July 15, 2022

Second quarter GDP growth will be released on Thursday morning, July 28 – the day after the FOMC meeting.  For what it is worth, we expect 0.5% GDP growth in that quarter.  But combining that growth rate with a 1.6% decline in the first quarter paints a picture of an economy that is in trouble.  But is the economy as weak as the GDP growth rates suggest?  No.  Will anemic first half growth throw a wrench into the Fed’s series of planned increases in the funds rate?  No.  How high might the funds rate need to climb to slow the pace of economic expansion enough so that inflation retreats to the desired 2.0% pace?  We are thinking 5.0% (or higher)  which is significantly above the 3.8% funds rate the Fed currently anticipates at the end of next year.

Everybody seems convinced that we are either already in or soon will be in a recession.  If they are right, the economy should slow enough to bring down inflation and rates will not need to go much higher.  We think they are being far too pessimistic about the economy.  An unwritten rule in the world of economic forecasting is never underestimate the strength and resilience of the U.S. economy.

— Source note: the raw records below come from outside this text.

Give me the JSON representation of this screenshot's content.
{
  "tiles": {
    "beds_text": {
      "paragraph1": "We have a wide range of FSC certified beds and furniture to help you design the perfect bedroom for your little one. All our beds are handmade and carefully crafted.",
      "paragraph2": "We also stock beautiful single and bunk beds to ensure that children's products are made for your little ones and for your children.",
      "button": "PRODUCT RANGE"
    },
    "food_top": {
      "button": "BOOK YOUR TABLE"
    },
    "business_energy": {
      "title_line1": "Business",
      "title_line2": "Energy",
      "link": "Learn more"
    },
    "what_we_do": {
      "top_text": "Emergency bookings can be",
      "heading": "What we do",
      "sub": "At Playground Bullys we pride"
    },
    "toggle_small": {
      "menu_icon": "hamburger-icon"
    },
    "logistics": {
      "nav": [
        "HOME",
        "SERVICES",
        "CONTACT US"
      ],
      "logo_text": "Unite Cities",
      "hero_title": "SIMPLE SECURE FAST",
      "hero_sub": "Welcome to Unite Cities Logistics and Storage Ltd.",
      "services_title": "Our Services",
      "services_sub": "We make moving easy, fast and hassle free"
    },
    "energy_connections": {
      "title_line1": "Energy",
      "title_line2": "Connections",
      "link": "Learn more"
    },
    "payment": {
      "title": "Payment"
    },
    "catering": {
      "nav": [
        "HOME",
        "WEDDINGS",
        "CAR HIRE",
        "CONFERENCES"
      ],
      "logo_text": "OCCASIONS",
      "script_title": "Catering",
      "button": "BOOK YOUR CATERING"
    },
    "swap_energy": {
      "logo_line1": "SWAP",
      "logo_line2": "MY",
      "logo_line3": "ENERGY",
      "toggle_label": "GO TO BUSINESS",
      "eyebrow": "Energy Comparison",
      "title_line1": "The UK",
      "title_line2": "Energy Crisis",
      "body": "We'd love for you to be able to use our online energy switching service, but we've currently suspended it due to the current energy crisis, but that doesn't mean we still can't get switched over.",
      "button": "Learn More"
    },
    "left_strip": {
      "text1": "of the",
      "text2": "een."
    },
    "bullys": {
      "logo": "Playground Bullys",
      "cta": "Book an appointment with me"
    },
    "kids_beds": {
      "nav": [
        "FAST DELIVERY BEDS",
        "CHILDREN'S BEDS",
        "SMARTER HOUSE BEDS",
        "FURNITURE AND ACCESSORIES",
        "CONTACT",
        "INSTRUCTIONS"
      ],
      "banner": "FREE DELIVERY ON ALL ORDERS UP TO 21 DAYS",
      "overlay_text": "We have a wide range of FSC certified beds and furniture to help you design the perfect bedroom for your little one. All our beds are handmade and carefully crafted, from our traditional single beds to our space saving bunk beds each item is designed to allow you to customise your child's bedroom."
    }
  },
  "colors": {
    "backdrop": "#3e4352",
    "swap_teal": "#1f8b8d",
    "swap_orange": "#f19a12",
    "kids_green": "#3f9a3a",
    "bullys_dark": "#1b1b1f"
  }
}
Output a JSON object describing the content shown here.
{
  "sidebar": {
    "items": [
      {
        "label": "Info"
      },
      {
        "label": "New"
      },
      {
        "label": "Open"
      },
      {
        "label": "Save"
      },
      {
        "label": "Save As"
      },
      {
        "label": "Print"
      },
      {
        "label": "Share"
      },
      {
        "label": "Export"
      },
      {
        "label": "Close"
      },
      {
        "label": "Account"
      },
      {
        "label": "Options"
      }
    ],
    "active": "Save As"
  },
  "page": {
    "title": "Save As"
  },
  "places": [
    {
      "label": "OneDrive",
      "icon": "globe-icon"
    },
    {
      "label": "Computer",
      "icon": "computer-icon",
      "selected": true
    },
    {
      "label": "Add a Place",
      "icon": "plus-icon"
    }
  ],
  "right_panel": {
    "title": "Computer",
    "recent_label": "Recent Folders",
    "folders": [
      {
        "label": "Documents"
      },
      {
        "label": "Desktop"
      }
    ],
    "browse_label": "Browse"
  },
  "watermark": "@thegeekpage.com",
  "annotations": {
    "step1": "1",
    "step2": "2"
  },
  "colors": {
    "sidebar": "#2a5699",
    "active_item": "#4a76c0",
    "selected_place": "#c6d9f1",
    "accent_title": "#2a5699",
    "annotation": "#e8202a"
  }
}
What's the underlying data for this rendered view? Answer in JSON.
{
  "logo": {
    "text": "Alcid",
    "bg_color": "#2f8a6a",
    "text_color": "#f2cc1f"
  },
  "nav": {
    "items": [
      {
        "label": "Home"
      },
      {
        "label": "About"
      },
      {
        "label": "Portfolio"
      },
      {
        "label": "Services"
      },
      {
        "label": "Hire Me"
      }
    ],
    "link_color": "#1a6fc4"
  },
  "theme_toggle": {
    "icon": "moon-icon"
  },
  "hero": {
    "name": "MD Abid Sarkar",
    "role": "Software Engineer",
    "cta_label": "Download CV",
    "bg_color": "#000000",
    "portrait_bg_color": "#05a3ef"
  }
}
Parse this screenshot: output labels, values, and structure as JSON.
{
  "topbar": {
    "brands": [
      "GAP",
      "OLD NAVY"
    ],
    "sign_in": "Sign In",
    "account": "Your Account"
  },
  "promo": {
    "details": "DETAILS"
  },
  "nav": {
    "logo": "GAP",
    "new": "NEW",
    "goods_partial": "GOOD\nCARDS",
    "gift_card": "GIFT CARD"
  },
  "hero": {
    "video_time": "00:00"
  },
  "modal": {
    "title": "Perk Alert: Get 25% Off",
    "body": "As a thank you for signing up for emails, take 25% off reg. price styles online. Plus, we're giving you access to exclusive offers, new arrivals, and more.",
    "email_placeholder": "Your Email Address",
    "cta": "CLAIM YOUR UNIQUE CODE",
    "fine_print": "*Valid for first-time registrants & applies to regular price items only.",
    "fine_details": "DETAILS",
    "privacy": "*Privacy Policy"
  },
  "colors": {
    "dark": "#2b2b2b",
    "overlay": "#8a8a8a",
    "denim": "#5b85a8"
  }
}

With respect to the notion that we are already in a recession, the economy continues to crank out jobs.  Lots of them.  In a recession payroll employment declines.  Currently the economy is producing 375 thousand jobs per month with few signs of slowing.  Initial claims (layoffs) have risen somewhat but still remain very low.  Job openings have declined for two consecutive months, but the declines are moderate and they are falling from a record high level.  The labor market remains very tight and is unlikely to reverse course any time soon.

Industrial production declines in a recession.  Instead, it has risen steadily for the past year although it has leveled off in recent months.  As the supply chain difficulties recede there will be a tailwind for the economy for the rest  of this year and on into 2023.

The production manages indexes produced by the Institute for Supply Management for both the manufacturing and service sectors of the economy remain above the breakeven point of 50 through the month of June.  If the economy were in recession they would have dropped well below the 50 mark.

While second quarter GDP growth will look anemic, it is likely that more solid growth will be recorded in the second half of the year.  We are expecting growth in the second half of the year to average 2.5% as supply chain difficulties continue to abate.

We suspect that the Fed sees things the same way.  In mid-June they expected GDP growth for the year of 1.7%.  They already knew that first quarter growth had fallen by 1.6%.  That means that they expected GDP growth in the final three quarters of the year to average 2.8%.  While their forecast may have softened in the past month, nothing that has been released seems likely to have caused a wholesale downward revision.

On  the inflation front the CPI data for June revealed a 41-year high 9.1% increase in the past year.  The core CPI (excluding the volatile food and energy components) has risen 5.9% in the past year which sounds better, but it has accelerated in the past three months.   Inflation is an inescapable problem that is showing no sign of going away any time soon.

Thus, the combined expectation of solid economic growth in the second half of the year and long-lasting upward pressure on the inflation rate will force the Fed to maintain or accelerate its pace of tightening.  Thus, a 0.75% increase in the funds rate next week is probably the best bet.  But whatever the Fed does it is merely another step on the path to higher rates.  How high might the funds rate need to go to break the back of inflation?

The answer lies with the real funds rate.  If the Fed lifts the funds rate 0.75% to 2.5% next week the core CPI has risen 5.9% in the past year.  Thus, the real funds rate a week from now will be  -3.4%.  To have any chance of slowing the pace of economic activity and bringing down the inflation rate the real funds rate needs to be positive.    Prior to the 2008-09 recession the real rate climbed to +3.0% before the economy finally went over the edge.  In the  late 1970’s when the inflation rate was well entrenched the real rate had to climb to +8.0%.  Negative real rates are not going to accomplish the Fed’s objective.

Even the Fed believes that it needs to get real rates positive.  Over the long run if the Fed hits its 2.0% inflation target it believes the funds rate should be 2.5%.  In other words, it believes a positive real funds rate of 0.5% will be required to stabilize the economy and keep inflation in check.

How quickly the Fed raises the funds rate and the speed with which the inflation rate subsides will determine how soon real rates turns positive.  By the end of 2023 we are looking for the Fed to boost the funds rate to the 5.0% mark.  Meanwhile, we also expect the inflation rate to slow to 5.2%.  That means that by yearend 2023 the real funds rate will be -0.2%.  Not good enough.  Will the Fed have the courage to push the funds rate to 6.0% to make the real funds rate positive?  Or will the FOMC wimp out and repeat the mistake it made in the inflation-prone period in the late 1970’s of chasing the inflation rate higher and never getting ahead of the curve?  To took Paul Volcker to fix the problem.

Stephen Slifer


Charleston, S.C.